“Mark and Kathy were a contracted couple, as reported. Their first three children were produced without incident, also as reported. However, Kathy struggled to carry the fourth almost from the moment of conception, presumably because her blood type and that of the fetus were incompatible, and there was uterine leakage. Had Kathy adhered to the terms of the contract, in all probability succumbing to the condition and taking the faulty fetus with her, Mark and their children might not have been taken by SHS. But she sought to end the pregnancy by artificial means, and this violation of the procreation contract was evidence of genetic and behavioral predispositions that could not be tolerated in parents or offspring.”
“This seems … incompassionate”, Charles mused.
“Pft!,” Alyssa snorted. “Human health is prospered by allowing deleterious genes and traits to be removed from populations, and is not prospered by moving heaven and earth to allow humans with such genes to survive and breed. There is no greater threat to human health than the population explosion that such efforts resulted in, than the massive and increasing expense that humans endured to keep that population, and all the health conditions that it carried and proliferated, sustained and growing.
“Humans ignored the main, the existential, challenge, and instead argued endlessly, and on totally emotional, non-scientific grounds, over whether any human had the ‘right’ to prevent, or end, a pregnancy. Ultimately, all humans wanted copulation on demand, but culmination only when convenient, with males and females arguing over what was convenient to the exclusion of all other considerations – like, for instance, keeping criminals and pathological liars out of high office.
“We have restored logic and science to considerations of human reproduction, we hope just in time to prevent the planet from being ripped out from under humanity. Copulation and procreation regulations now serve the interests of human health, and those who flaunt those regulations will sacrifice themselves to the good of the whole.”

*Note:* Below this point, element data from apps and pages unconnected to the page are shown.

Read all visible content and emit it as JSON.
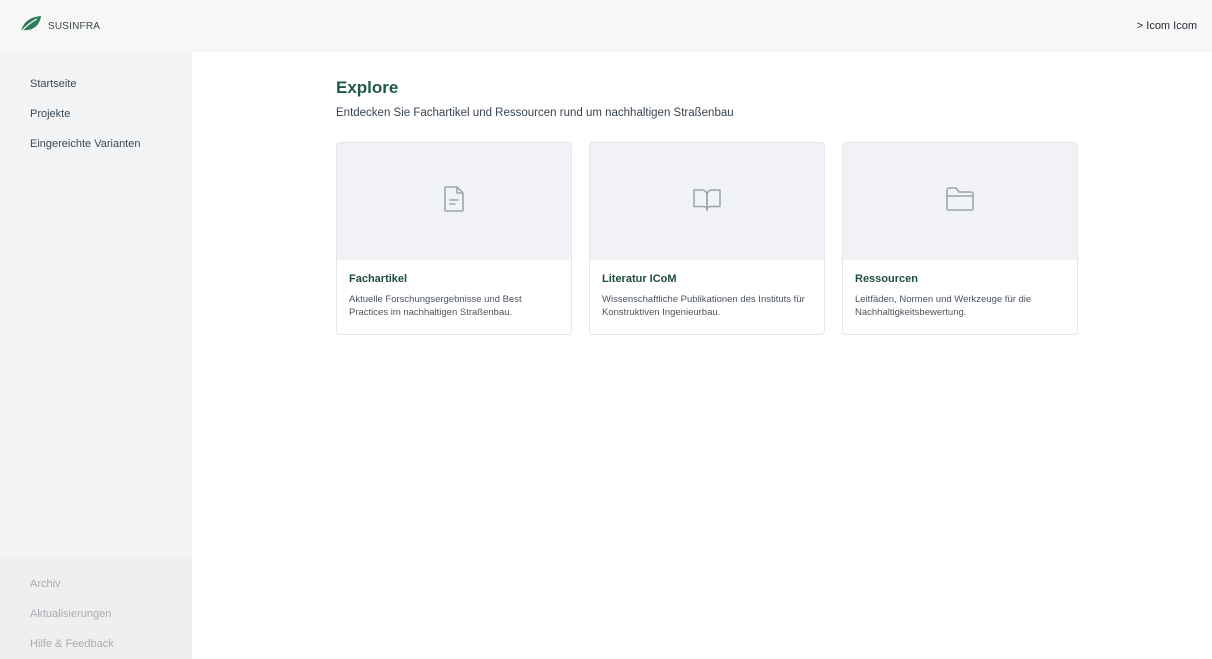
{
  "header": {
    "brand_name": "SUSINFRA",
    "brand_color": "#2f7d5a",
    "user_label": "> Icom Icom"
  },
  "sidebar": {
    "items": [
      {
        "label": "Startseite"
      },
      {
        "label": "Projekte"
      },
      {
        "label": "Eingereichte Varianten"
      }
    ],
    "bottom_items": [
      {
        "label": "Archiv"
      },
      {
        "label": "Aktualisierungen"
      },
      {
        "label": "Hilfe & Feedback"
      }
    ]
  },
  "main": {
    "title": "Explore",
    "subtitle": "Entdecken Sie Fachartikel und Ressourcen rund um nachhaltigen Straßenbau",
    "cards": [
      {
        "icon": "document-icon",
        "title": "Fachartikel",
        "description": "Aktuelle Forschungsergebnisse und Best Practices im nachhaltigen Straßenbau."
      },
      {
        "icon": "book-icon",
        "title": "Literatur ICoM",
        "description": "Wissenschaftliche Publikationen des Instituts für Konstruktiven Ingenieurbau."
      },
      {
        "icon": "folder-icon",
        "title": "Ressourcen",
        "description": "Leitfäden, Normen und Werkzeuge für die Nachhaltigkeitsbewertung."
      }
    ]
  }
}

“Thank you, Alyssa,” Peter said, roughly. Alyssa vanished.
A chime sounded. Peter stood, beckoned Charles to stand and follow. Soon, Peter’s cohort was progressing, in file, to lunch.